By Nicole Catanese, Designed by Ammiel Mendoza, Refinery29
By now, you may have heard some of the health buzz surrounding your thyroid gland and the ways that it can potentially affect your health. This small gland - really, just the size and shape of a (little) butterfly - found in the base of your neck, plays a big role in your health, as well as how you feel on a daily basis. Here's how it works: your thyroid converts iodine (a substance found in foods items ranging from potatoes to dairy products) into two hormones: T3, which is triiodothyronine, and T4, known as thyroxine.
So, why should you care? "The thyroid secretes these hormones, and then they go directly into the blood, which then affects the entire the body because [the hormones travel all over your system and work into every single cell," says Betul Hatipoglu, MD, an endocrinologist at the Cleveland Clinic in Cleveland, Ohio. That's right - the thyroid affects everything in your body, head to toe.
The problem: the thyroid doesn't always function perfectly, and thyroid issues are becoming more and more common.
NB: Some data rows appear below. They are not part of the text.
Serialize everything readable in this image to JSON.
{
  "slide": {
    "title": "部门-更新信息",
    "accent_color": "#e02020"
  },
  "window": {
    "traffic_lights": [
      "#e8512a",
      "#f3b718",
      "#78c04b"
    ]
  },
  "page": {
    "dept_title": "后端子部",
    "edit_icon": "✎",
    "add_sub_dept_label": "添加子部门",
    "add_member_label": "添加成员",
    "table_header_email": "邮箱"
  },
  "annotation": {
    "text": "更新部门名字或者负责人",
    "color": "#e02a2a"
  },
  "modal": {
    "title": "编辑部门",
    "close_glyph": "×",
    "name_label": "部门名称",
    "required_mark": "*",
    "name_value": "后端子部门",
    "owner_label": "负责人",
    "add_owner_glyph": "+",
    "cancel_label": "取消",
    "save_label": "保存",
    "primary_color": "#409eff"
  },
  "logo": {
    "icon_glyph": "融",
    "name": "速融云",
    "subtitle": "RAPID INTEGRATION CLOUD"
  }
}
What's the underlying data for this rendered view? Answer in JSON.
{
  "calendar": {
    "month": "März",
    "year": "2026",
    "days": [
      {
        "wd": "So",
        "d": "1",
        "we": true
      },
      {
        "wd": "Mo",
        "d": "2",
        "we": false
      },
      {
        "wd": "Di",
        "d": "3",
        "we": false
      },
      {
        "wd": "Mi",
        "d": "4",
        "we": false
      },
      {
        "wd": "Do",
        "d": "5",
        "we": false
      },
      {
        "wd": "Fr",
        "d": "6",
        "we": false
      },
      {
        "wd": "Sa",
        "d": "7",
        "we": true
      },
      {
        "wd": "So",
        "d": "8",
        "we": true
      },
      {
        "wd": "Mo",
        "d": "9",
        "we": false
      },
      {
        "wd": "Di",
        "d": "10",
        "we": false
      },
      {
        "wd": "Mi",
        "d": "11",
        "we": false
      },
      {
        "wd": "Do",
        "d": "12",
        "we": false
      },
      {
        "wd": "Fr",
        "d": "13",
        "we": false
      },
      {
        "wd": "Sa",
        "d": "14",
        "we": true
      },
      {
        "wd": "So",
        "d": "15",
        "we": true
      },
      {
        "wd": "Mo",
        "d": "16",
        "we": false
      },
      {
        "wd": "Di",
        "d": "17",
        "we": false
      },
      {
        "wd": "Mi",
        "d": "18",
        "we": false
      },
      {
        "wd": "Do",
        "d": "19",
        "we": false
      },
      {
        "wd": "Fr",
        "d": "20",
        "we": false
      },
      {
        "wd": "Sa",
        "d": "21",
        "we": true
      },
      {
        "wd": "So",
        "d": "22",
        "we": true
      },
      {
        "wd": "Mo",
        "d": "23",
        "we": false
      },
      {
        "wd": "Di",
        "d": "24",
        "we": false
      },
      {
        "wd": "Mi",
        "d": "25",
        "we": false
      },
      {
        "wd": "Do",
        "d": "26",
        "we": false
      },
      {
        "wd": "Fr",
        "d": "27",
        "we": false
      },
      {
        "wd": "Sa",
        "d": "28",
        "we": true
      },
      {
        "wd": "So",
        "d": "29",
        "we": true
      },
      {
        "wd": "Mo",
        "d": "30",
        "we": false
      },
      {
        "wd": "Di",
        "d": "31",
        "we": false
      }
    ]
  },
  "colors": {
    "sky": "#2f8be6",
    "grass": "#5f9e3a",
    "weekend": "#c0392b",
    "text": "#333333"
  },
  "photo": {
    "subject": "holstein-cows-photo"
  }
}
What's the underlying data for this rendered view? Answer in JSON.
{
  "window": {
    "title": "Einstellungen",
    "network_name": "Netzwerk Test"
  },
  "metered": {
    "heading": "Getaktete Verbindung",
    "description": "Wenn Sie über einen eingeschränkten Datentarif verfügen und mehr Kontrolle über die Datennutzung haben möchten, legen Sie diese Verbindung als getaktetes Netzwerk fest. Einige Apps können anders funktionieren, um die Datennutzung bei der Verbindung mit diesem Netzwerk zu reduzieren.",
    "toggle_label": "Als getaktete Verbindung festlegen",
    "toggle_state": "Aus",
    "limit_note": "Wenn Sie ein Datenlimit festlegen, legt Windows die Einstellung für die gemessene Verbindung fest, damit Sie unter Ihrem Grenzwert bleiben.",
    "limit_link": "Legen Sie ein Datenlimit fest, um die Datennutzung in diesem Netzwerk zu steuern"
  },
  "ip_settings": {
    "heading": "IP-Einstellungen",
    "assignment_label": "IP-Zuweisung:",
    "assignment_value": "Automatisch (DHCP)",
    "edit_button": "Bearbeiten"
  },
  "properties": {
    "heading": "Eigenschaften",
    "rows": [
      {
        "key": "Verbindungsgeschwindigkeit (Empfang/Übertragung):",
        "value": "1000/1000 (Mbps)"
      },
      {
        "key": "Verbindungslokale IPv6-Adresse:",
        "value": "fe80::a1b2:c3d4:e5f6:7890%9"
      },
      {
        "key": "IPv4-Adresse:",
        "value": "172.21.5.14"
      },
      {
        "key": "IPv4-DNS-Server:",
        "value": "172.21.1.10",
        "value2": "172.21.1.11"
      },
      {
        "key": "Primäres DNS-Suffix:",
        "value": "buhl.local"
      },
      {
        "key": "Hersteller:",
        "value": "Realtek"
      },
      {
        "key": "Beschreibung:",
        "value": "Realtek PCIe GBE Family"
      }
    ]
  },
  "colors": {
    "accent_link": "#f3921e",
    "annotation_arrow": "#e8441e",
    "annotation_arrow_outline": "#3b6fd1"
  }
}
An estimated 20 million Americans have some type of thyroid disorder, and one in eight women will develop one in her lifetime, according to the American Thyroid Association. According to Hatipoglu, thyroid issues are very common during menopause, but they can pop up if even you're thirty-something (especially if new to the Pill or pregnant, as an increase in estrogen can throw the thyroid out of whack). A family history of issues with the gland can raise a red flag on how it will behave for you. While the thyroid is most known for its role in metabolism - either making it work double time, leading to weight loss; or more commonly, slacking off and causing weight gain - having your favorite jeans feel a little snug isn't the only sign of a malfunctioning thyroid. Here are some symptoms of a thyroid gone wrong, and exactly what to do about it.
The good news: a simple blood test can detect high or low levels of thyroid-stimulating hormones (TSH) and lead to setting them straight, by getting a prescription from a doc to either speed them up or slow them down. "Typically, in a standard screening, looking at TSH can make it clear how the thyroid is functioning-but in more extreme cases, looking at T3 and T4 specifically will need to ... more
Photo by: Ammiel Mendoza, R29
How To Reset Your Thyroid
The good news: a simple blood test can detect high or low levels of thyroid-stimulating hormones (TSH) and lead to setting them straight, by getting a prescription from a doc to either speed them up or slow them down. "Typically, in a standard screening, looking at TSH can make it clear how the thyroid is functioning-but in more extreme cases, looking at T3 and T4 specifically will need to be done," explains Farwell. Once a blood test is done, if thyroid hormone levels are way above normal, a doctor may prescribe Methimazole or Propylthiouracil, which can help slow down the production of TSH. On the flip side, Levothyroxine can help kick-start the production of TSH.
Some medical experts may push natural thyroid balancers such as iodine. However, the doctors interviewed for this story say that in the United States (unlike, say, developing nations), getting enough iodine from a normal diet to aid the thyroid in doing its thing is not a less